OTTAWA — Mary Blossy is counting down the minutes until the old Peltier plant is torn down.
Blossy lives immediately north of the former factory — located at the corner of Boyce Lane and DeLeon Street — and has watched the facility fall into steady disrepair.
The walls and ceiling have sagged, she said, and the structure is so noticeably unsound that only one option remains: Tear it down.
“It’s very old and in very bad condition,” Blossy said, “and I’d like to see it planted with grass or something.”
Blossy will get a chance to voice her concerns at a public meeting scheduled today at city hall. Ottawa officials will entertain thoughts on what city engineer Dave Noble termed an “end use” for the plant, which closed in 2010 after more than a century of operations.
Judging from comments offered by Blossy and her neighbors, city officials can expect strong views, indeed.
“I live right next door to Peltier’s and I hope they just tear it down,” Toni Leason wrote on the NewsTribune’s Facebook page. “The windows are broken (and) kids have spray-painted the side. Right now it’s an eye sore.
“(It’s) very sad because there is so much history in that building for it to have been sitting this long empty.”
The question now becomes what to do with the property? Blossy said the parcels are zoned residential and she favors converting it into green space to complement the existing homes.
That appears to be a possibility because Noble reported the site is contaminated, though not to the degree previously thought, and which could open grant opportunities.
But one former employee said he had mixed emotions over the razing of Peltier, which was renowned for its production of colored marbles.
“It is sad that a landmark is being torn down,” said Don Price, an Ottawa native now retired and living in Arizona.
“Peltier’s has been there since I could remember, at least 60 years,” he said, recalling several family members who worked there. “A lot of people came and went the short time that I worked there. It was very interesting on how marbles were made. I’m sorry to see it go.”

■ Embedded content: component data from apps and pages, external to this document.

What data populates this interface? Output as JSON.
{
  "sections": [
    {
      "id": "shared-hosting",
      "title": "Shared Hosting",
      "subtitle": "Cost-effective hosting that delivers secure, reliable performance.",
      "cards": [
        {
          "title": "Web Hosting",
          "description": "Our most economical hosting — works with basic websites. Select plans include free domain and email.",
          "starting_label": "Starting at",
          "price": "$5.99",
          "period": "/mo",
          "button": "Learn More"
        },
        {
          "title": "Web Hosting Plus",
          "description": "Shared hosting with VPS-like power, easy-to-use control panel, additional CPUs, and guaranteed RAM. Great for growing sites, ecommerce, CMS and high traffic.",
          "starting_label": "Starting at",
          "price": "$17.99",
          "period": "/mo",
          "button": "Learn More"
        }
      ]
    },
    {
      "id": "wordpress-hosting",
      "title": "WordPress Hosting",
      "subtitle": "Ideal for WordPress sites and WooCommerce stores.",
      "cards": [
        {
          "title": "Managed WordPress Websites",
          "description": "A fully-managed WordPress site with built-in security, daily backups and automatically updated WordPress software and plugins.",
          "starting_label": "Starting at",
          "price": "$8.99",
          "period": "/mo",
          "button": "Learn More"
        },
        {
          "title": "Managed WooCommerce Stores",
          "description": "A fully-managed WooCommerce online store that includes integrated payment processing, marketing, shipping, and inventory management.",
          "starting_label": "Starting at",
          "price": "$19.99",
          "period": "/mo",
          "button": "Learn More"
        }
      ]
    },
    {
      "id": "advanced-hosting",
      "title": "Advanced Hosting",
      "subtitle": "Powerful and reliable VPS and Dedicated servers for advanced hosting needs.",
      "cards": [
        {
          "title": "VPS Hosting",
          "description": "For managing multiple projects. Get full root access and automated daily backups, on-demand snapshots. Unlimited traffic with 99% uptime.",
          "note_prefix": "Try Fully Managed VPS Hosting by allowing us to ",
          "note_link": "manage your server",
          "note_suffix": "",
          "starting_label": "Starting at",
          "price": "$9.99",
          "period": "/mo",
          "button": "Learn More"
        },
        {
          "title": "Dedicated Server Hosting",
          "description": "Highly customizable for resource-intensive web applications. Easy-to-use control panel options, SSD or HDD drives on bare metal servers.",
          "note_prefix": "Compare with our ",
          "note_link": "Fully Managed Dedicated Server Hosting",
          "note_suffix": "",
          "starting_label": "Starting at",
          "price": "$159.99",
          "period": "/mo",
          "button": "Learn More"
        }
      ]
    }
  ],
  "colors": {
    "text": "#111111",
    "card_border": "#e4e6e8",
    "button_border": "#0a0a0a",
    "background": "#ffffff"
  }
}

Tom Collins can be reached at (815) 220-6930 or firstname.lastname@example.org.